> **Task to complete**: Scan the entries below for lines holding "score". Give the number of such lines alone.

Dataset rows for apps and sites

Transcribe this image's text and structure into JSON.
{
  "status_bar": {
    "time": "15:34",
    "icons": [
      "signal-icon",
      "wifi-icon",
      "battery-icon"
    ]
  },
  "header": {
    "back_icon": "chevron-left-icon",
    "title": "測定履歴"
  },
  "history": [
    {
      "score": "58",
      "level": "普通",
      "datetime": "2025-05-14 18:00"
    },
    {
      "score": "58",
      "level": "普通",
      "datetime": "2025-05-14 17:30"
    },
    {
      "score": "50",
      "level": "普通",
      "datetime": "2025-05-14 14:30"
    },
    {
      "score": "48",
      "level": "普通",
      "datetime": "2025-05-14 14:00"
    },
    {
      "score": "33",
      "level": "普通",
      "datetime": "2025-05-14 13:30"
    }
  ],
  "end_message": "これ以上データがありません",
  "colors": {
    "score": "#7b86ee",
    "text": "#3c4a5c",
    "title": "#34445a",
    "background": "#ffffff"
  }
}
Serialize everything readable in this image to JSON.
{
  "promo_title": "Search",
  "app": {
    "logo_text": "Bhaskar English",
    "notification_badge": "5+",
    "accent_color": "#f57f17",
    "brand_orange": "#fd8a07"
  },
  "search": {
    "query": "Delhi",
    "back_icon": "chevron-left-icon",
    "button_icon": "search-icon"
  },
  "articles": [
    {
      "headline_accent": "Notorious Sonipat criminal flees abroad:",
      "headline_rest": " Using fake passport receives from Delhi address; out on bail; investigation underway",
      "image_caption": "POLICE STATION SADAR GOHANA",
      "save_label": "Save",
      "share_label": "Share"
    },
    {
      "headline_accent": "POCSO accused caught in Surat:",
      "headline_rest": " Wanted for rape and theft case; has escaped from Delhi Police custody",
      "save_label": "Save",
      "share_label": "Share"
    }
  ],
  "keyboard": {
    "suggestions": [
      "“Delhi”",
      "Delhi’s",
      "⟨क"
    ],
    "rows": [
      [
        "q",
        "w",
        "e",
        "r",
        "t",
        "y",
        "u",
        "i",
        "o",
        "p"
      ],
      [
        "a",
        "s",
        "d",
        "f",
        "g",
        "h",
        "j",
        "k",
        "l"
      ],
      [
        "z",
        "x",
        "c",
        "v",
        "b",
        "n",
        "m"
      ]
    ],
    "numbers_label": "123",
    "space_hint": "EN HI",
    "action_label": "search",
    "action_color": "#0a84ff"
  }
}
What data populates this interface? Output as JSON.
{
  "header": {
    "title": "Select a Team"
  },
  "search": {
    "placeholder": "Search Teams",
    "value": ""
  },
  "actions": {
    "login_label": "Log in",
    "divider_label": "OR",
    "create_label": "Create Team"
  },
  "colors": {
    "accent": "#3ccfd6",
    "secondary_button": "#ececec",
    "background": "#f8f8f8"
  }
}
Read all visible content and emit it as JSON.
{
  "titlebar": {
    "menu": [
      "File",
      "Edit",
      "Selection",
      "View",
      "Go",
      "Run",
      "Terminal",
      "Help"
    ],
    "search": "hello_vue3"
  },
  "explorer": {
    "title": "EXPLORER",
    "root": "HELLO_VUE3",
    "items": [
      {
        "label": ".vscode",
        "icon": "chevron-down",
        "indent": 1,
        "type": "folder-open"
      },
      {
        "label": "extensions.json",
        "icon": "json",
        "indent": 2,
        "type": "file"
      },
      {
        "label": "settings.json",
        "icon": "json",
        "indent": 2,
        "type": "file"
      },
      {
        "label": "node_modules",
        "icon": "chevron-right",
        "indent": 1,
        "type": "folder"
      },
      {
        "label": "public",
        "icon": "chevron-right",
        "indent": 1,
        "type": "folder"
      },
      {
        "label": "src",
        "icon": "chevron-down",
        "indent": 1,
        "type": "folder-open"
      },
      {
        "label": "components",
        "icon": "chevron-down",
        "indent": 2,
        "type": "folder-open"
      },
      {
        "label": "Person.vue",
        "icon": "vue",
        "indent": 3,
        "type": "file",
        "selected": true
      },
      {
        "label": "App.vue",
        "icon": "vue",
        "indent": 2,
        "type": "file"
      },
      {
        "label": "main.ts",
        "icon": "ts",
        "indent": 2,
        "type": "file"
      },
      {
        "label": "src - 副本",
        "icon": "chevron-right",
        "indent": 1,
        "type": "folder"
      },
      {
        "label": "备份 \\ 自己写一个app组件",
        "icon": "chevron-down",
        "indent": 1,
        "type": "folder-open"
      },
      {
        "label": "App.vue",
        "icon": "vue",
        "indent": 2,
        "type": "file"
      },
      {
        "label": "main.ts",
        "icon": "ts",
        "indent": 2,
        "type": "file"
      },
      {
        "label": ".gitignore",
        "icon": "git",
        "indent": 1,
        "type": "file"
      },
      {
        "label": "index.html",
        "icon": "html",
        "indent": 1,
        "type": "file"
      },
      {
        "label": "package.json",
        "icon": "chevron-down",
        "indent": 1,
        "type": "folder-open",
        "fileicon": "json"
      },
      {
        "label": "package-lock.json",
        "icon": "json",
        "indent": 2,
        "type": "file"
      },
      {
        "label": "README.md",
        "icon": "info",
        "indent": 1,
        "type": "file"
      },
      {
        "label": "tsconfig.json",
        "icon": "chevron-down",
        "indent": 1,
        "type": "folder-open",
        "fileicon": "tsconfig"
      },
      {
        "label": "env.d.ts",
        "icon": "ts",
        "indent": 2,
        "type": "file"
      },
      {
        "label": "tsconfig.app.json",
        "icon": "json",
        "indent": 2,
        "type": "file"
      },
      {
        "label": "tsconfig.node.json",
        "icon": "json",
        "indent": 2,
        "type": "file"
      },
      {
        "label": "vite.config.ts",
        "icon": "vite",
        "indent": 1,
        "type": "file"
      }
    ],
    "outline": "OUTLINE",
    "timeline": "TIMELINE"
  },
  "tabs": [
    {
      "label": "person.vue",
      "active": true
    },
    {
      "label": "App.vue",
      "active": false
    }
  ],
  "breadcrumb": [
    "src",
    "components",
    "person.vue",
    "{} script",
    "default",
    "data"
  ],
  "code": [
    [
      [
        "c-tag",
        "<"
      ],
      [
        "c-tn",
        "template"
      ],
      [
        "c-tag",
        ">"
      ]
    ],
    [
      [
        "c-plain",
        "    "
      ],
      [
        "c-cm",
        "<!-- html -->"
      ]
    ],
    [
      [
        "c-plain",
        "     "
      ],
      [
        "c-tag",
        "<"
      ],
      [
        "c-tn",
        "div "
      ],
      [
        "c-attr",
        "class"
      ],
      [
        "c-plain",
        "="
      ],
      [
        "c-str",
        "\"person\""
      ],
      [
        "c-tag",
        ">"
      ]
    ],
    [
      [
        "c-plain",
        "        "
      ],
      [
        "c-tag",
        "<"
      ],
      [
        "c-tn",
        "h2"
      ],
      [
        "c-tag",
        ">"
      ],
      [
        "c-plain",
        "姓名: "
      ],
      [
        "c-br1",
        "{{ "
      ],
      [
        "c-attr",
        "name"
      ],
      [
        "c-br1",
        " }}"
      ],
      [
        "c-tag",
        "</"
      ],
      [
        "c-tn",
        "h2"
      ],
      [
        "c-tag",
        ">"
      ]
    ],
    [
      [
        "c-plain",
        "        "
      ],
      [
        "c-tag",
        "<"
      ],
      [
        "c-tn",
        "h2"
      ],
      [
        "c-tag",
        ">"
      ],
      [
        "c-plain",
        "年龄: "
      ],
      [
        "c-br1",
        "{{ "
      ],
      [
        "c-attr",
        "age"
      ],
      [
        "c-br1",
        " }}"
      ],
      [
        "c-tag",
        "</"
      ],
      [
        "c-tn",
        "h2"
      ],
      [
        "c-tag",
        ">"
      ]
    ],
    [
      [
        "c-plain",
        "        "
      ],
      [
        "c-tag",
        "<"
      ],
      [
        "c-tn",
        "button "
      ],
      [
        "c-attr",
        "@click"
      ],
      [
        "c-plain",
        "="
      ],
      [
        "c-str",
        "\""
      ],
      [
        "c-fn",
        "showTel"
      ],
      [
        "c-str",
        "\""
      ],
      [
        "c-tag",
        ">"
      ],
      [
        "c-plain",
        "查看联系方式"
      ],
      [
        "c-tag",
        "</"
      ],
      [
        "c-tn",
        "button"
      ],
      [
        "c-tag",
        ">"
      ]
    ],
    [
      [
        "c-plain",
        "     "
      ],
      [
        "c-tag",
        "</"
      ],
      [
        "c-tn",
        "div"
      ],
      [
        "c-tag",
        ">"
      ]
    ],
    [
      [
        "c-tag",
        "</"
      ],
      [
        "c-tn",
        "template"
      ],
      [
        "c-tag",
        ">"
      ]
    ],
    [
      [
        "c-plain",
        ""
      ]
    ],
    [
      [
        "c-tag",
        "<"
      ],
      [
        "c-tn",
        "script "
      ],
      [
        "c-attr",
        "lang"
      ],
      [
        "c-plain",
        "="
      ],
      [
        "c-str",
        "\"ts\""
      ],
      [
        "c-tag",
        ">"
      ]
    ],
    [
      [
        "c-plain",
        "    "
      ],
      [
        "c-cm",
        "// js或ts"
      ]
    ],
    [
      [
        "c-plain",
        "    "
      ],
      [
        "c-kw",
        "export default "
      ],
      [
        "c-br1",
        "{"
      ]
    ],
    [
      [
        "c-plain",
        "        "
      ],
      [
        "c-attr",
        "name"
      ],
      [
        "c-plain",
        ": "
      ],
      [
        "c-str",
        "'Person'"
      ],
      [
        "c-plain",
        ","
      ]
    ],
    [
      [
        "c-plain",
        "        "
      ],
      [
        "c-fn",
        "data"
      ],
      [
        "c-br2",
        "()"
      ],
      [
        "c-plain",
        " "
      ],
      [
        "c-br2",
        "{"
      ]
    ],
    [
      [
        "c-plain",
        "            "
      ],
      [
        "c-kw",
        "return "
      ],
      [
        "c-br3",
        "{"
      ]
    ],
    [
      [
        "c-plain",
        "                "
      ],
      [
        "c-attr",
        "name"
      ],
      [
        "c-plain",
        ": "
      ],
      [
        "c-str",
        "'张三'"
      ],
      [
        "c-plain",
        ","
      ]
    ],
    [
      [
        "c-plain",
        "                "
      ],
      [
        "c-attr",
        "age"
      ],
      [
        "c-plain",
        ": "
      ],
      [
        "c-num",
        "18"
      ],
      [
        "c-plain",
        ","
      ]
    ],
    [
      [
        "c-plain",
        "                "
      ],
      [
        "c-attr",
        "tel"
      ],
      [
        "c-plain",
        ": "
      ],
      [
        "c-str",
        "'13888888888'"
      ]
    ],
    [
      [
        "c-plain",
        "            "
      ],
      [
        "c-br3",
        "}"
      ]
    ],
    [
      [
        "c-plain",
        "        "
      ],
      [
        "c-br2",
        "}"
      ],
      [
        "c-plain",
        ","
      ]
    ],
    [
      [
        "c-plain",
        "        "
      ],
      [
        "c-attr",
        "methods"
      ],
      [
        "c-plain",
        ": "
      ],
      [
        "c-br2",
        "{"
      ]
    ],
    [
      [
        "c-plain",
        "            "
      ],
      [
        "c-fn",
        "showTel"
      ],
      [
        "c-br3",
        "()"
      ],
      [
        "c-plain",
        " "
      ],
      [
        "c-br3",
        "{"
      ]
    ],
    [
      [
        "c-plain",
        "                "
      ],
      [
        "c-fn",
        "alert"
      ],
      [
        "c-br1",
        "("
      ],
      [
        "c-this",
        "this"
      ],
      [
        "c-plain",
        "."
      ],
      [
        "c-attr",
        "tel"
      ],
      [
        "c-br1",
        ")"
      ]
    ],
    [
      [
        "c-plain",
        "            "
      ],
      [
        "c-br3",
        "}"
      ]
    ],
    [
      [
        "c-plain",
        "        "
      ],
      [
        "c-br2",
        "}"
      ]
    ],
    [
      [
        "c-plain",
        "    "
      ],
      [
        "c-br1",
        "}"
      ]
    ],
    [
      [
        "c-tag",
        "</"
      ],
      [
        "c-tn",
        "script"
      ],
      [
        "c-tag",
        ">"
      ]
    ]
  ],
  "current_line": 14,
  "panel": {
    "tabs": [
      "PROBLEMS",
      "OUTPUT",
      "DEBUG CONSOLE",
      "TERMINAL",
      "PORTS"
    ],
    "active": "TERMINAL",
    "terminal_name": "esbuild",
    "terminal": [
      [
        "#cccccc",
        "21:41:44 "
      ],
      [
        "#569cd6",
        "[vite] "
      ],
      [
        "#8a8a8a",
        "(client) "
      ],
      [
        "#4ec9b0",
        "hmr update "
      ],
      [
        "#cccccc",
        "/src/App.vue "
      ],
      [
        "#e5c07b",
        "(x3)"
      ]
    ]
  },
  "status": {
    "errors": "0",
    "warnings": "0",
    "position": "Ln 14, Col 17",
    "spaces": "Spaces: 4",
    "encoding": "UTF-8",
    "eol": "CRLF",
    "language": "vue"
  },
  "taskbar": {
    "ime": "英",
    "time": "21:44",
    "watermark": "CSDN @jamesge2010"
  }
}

> **Exercise output**: 6